FILE - Convicted former Nazi SS captain Erich Priebke (L) leaves after attending a mass at a church in northern Rome, Italy.
Erich Priebke, the defiant World War II Nazi SS officer convicted in the wartime massacre of 335 Italian civilians, has died in Rome. He was 100.

The Italian newspaper La Repubblica Friday reported Priebke's death, citing his lawyer.

A wartime captain in Germany's dreaded Waffen SS, Priebke fled to Argentina after the war. He was arrested there in 1994 and extradited to Rome, where he was tried, convicted and sentenced to a life term under house arrest.

Dubbed "the butcher of the Ardeatine Caves," he spent the rest of his life insisting he was only following orders from the Nazi high command. He never apologized for his role in the killings, which were a German retaliation for a partisan attack on Nazi forces occupying Rome in 1944.

Priebke was second in command at Gestapo headquarters in Rome on March 23, 1944, when a partisan bomb killed 33 Germans marching along a Rome street. Decades later, Priebke said an enraged Adolf Hitler personally ordered the Gestapo to execute 10 Italians for every German killed.

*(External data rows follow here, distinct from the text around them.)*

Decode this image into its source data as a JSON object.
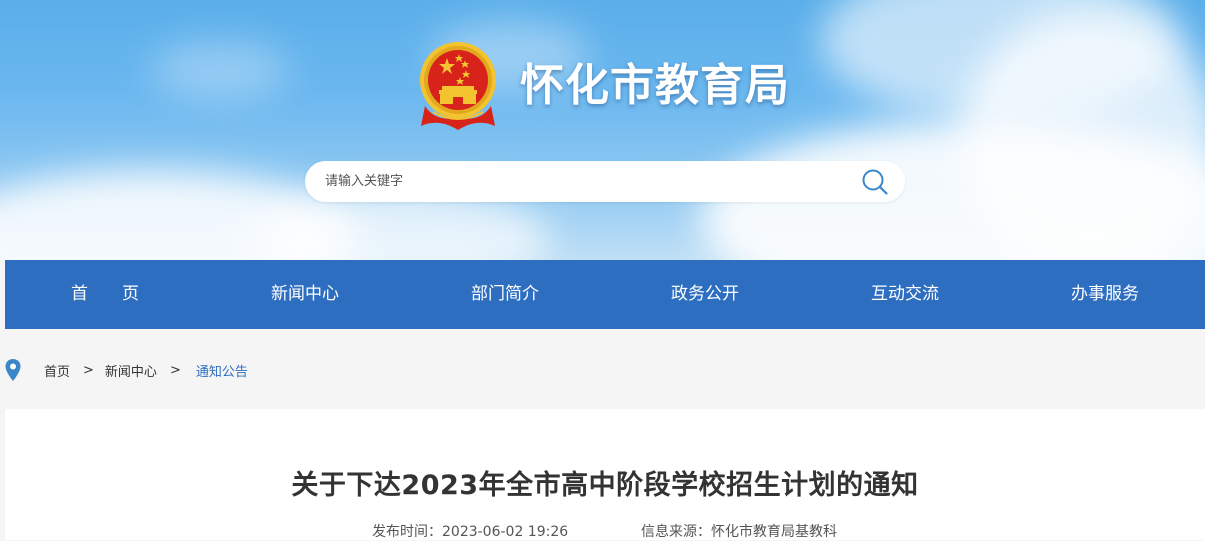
{
  "header": {
    "site_title": "怀化市教育局",
    "emblem_icon": "national-emblem-icon",
    "search": {
      "placeholder": "请输入关键字",
      "value": "",
      "icon": "search-icon"
    }
  },
  "nav": {
    "items": [
      {
        "label": "首　　页"
      },
      {
        "label": "新闻中心"
      },
      {
        "label": "部门简介"
      },
      {
        "label": "政务公开"
      },
      {
        "label": "互动交流"
      },
      {
        "label": "办事服务"
      }
    ]
  },
  "breadcrumb": {
    "icon": "location-pin-icon",
    "items": [
      "首页",
      "新闻中心",
      "通知公告"
    ],
    "separator": ">"
  },
  "article": {
    "title": "关于下达2023年全市高中阶段学校招生计划的通知",
    "publish_time": "发布时间：2023-06-02 19:26",
    "source": "信息来源：怀化市教育局基教科"
  },
  "colors": {
    "nav_bg": "#2d6ec1",
    "accent": "#2d6ec1",
    "emblem_red": "#d8231b",
    "emblem_gold": "#f4c430"
  }
}
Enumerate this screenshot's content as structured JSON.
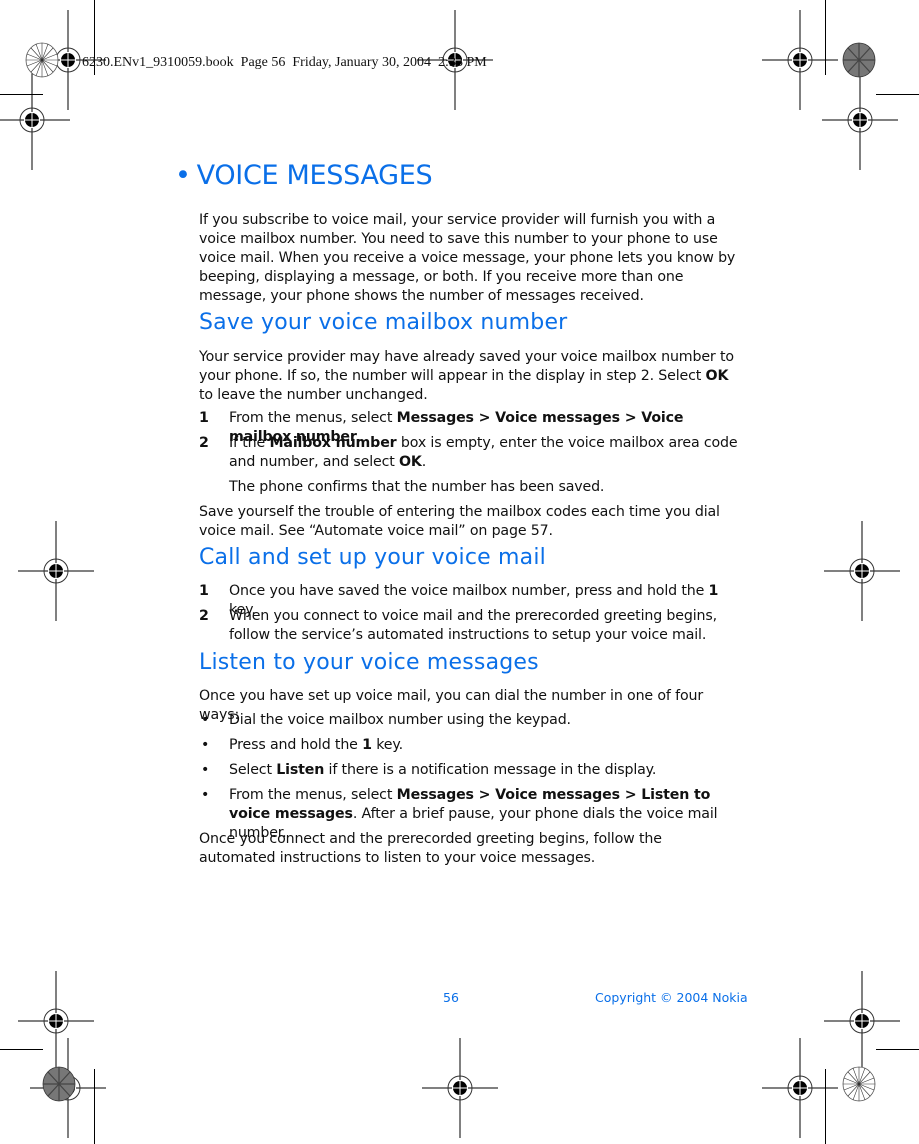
{
  "slug": "6230.ENv1_9310059.book  Page 56  Friday, January 30, 2004  2:33 PM",
  "title": {
    "bullet": "•",
    "text": "VOICE MESSAGES"
  },
  "intro": "If you subscribe to voice mail, your service provider will furnish you with a voice mailbox number. You need to save this number to your phone to use voice mail. When you receive a voice message, your phone lets you know by beeping, displaying a message, or both. If you receive more than one message, your phone shows the number of messages received.",
  "sections": {
    "save": {
      "heading": "Save your voice mailbox number",
      "para1_a": "Your service provider may have already saved your voice mailbox number to your phone. If so, the number will appear in the display in step 2. Select ",
      "para1_b": "OK",
      "para1_c": " to leave the number unchanged.",
      "step1": {
        "num": "1",
        "a": "From the menus, select ",
        "b": "Messages > Voice messages > Voice mailbox number",
        "c": "."
      },
      "step2": {
        "num": "2",
        "a": "If the ",
        "b": "Mailbox number",
        "c": " box is empty, enter the voice mailbox area code and number, and select ",
        "d": "OK",
        "e": "."
      },
      "confirm": "The phone confirms that the number has been saved.",
      "para2": "Save yourself the trouble of entering the mailbox codes each time you dial voice mail. See “Automate voice mail” on page 57."
    },
    "call": {
      "heading": "Call and set up your voice mail",
      "step1": {
        "num": "1",
        "a": "Once you have saved the voice mailbox number, press and hold the ",
        "b": "1",
        "c": " key."
      },
      "step2": {
        "num": "2",
        "a": "When you connect to voice mail and the prerecorded greeting begins, follow the service’s automated instructions to setup your voice mail."
      }
    },
    "listen": {
      "heading": "Listen to your voice messages",
      "intro": "Once you have set up voice mail, you can dial the number in one of four ways:",
      "bullet_glyph": "•",
      "b1": "Dial the voice mailbox number using the keypad.",
      "b2": {
        "a": "Press and hold the ",
        "b": "1",
        "c": " key."
      },
      "b3": {
        "a": "Select ",
        "b": "Listen",
        "c": " if there is a notification message in the display."
      },
      "b4": {
        "a": "From the menus, select ",
        "b": "Messages > Voice messages > Listen to voice messages",
        "c": ". After a brief pause, your phone dials the voice mail number."
      },
      "outro": "Once you connect and the prerecorded greeting begins, follow the automated instructions to listen to your voice messages."
    }
  },
  "footer": {
    "page_number": "56",
    "copyright": "Copyright © 2004 Nokia"
  },
  "colors": {
    "accent": "#0a6fe8",
    "text": "#111111"
  }
}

During his trial in the late 1990s, Priebke admitted killing two of the victims himself, and checking off a list of the other victims as they were marched into the caves south of Rome.